WORK REQUIRED: Could you copy each line of the entries that contains "this"?

──────

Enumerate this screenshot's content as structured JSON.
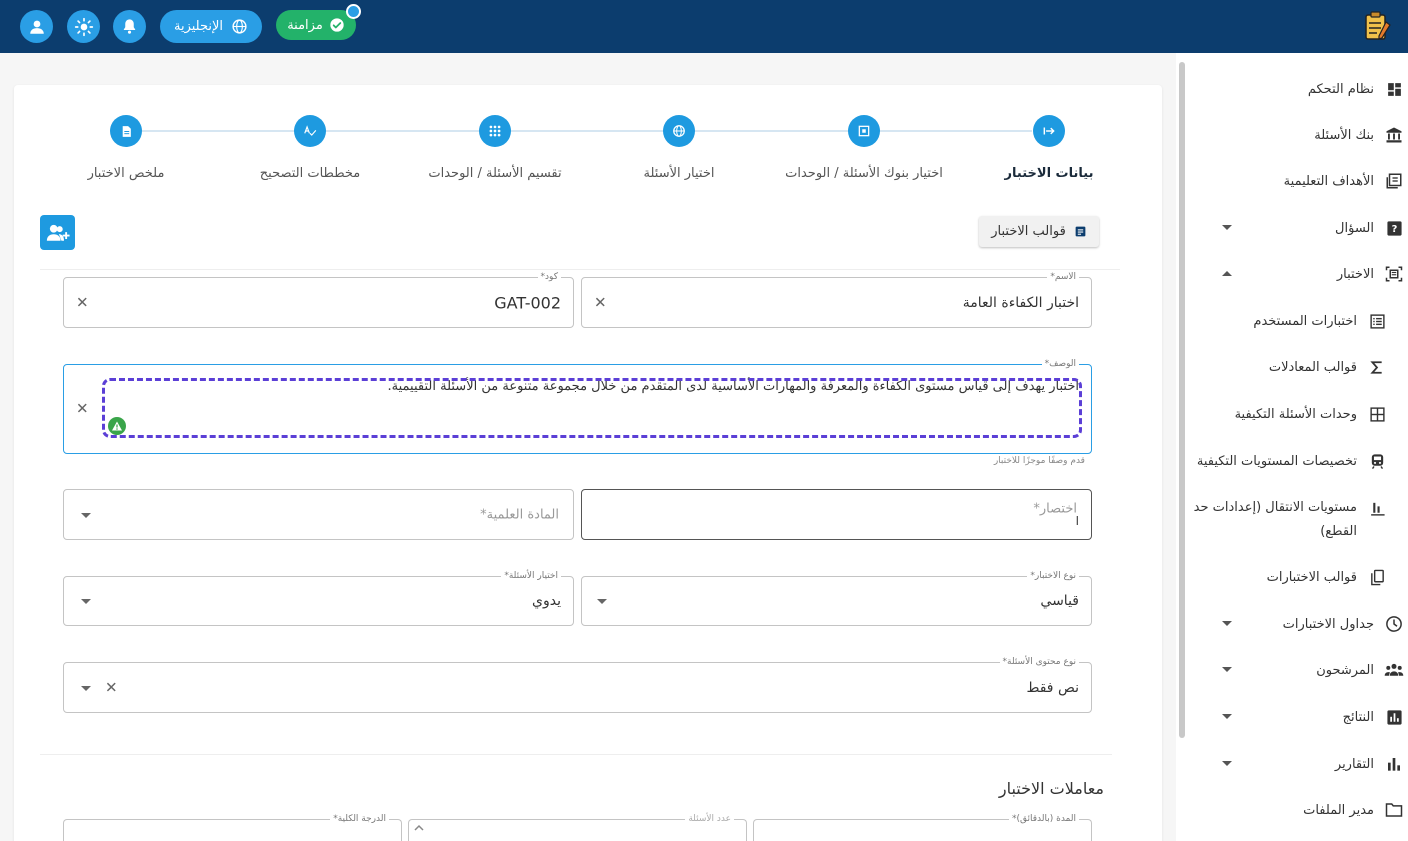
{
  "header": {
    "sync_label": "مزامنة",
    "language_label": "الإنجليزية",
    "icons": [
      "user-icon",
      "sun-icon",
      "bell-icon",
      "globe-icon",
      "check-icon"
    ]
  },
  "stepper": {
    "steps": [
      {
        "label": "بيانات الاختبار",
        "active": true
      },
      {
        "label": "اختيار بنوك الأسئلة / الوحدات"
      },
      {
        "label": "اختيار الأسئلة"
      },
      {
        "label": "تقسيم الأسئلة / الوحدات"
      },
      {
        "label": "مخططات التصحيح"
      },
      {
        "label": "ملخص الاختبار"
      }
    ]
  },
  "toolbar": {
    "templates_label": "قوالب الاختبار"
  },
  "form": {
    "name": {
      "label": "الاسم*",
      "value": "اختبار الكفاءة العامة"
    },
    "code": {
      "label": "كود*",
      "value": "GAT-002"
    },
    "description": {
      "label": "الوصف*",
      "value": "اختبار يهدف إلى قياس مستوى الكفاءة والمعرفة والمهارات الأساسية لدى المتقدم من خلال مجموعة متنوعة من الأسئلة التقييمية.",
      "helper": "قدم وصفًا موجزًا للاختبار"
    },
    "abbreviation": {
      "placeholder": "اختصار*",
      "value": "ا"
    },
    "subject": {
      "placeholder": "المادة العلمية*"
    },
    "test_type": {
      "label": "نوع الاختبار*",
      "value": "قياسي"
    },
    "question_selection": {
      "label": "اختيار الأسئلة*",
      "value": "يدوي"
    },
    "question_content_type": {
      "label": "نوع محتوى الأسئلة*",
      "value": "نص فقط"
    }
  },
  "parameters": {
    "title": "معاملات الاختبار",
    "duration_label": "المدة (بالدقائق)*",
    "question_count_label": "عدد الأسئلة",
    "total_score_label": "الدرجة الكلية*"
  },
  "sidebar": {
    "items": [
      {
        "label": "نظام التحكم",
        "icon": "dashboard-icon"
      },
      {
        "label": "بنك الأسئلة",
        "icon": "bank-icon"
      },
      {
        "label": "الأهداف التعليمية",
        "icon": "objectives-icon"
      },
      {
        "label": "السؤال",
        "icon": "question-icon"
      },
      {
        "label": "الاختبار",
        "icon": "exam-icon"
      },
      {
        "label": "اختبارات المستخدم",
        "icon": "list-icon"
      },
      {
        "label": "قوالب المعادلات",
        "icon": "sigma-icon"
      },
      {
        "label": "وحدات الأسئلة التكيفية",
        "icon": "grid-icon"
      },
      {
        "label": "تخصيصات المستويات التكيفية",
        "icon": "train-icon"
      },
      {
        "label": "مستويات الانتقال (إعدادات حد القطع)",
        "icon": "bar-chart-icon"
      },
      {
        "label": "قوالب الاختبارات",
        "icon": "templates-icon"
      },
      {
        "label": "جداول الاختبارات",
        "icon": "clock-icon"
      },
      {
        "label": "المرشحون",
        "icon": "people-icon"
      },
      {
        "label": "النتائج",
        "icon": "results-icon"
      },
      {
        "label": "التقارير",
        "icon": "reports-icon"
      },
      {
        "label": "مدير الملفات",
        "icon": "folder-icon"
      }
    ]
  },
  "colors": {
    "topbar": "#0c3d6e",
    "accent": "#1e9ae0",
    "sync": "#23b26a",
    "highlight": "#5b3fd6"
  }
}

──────

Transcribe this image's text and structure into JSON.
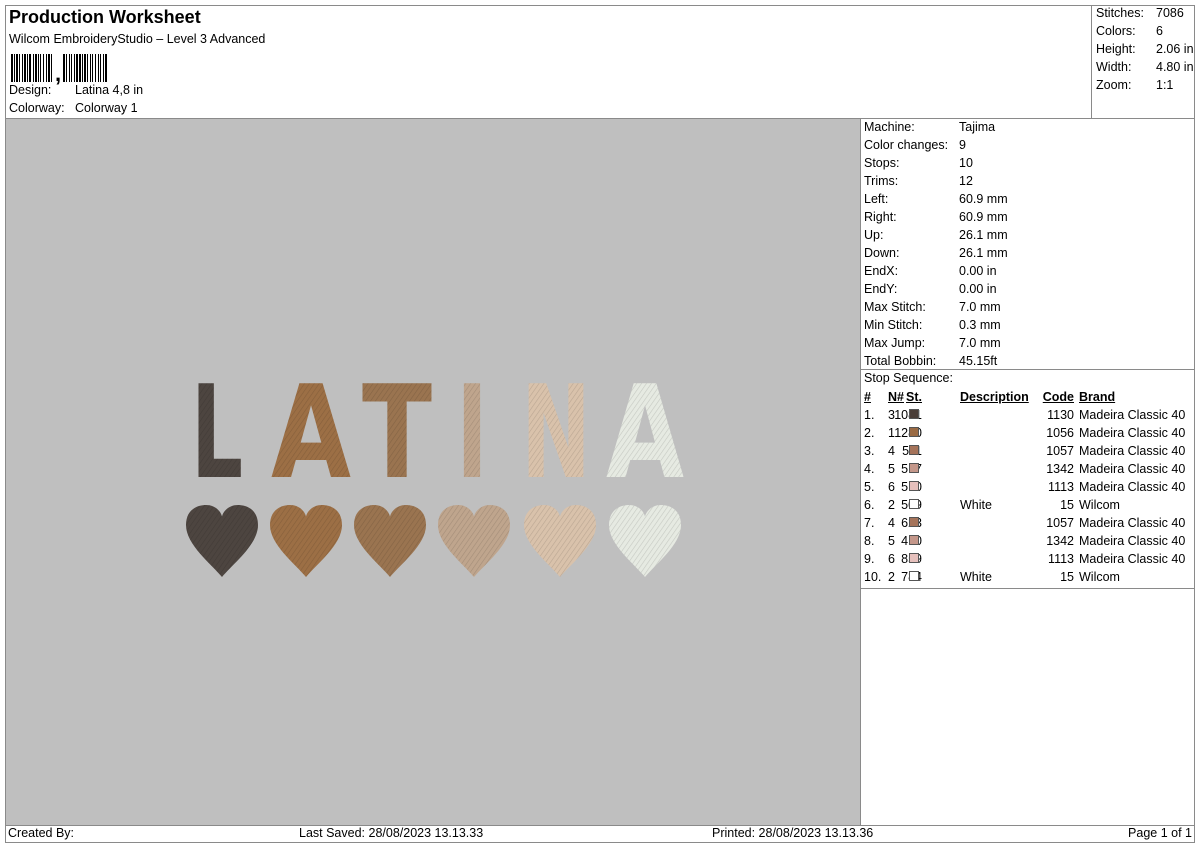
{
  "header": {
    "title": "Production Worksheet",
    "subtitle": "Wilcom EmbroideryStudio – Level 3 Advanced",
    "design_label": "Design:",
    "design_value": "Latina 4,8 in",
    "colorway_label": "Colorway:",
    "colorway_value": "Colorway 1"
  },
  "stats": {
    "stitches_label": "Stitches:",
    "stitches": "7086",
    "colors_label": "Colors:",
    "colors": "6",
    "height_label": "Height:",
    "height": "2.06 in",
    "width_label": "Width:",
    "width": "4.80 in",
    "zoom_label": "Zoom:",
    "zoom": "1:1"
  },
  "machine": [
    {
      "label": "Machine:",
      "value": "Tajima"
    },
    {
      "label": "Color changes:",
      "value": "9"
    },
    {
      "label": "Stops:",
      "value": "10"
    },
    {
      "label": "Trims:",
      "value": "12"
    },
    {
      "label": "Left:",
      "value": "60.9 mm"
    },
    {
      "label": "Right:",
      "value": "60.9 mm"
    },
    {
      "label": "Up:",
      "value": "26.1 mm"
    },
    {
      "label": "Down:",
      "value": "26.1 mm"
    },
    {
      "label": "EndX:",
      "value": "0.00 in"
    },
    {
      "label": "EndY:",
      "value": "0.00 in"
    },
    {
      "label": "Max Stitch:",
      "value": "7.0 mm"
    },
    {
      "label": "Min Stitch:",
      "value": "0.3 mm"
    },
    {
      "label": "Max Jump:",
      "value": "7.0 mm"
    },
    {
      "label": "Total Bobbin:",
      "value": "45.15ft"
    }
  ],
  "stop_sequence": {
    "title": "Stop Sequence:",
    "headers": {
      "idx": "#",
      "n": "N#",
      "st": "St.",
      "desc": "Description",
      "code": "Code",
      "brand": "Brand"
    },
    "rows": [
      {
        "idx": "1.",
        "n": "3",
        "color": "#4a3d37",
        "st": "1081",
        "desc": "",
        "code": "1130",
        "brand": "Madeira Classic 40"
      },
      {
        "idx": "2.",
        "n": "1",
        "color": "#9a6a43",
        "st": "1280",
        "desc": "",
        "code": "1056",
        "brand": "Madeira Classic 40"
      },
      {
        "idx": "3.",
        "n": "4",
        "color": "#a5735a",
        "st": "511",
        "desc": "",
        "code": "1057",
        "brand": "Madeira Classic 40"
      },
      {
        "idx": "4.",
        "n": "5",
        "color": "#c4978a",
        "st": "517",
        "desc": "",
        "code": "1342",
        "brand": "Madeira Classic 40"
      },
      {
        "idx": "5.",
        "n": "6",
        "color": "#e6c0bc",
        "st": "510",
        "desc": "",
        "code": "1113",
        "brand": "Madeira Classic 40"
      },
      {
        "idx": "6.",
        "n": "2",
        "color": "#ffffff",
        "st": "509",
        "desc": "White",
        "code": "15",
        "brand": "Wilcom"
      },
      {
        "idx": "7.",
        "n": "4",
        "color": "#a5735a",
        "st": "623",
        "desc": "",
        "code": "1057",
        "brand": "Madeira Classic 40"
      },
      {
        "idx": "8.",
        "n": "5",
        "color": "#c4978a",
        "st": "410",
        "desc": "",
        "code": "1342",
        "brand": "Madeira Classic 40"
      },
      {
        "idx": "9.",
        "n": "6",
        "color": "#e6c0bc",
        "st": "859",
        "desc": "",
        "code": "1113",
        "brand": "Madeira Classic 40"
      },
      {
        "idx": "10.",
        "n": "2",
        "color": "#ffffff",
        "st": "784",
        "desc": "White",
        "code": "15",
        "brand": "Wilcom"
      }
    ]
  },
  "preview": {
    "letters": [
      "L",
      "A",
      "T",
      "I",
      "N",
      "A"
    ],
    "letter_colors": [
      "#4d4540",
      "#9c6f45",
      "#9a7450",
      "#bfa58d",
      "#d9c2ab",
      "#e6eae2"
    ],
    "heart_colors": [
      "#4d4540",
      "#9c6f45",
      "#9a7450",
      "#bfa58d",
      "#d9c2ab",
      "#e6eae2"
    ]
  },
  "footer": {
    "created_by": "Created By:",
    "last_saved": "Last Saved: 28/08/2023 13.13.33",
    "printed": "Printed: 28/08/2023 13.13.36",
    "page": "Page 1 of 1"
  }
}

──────

SOLUTION BELOW:
Enumerate this screenshot's content as structured JSON.
Transcribe this image's text and structure into JSON.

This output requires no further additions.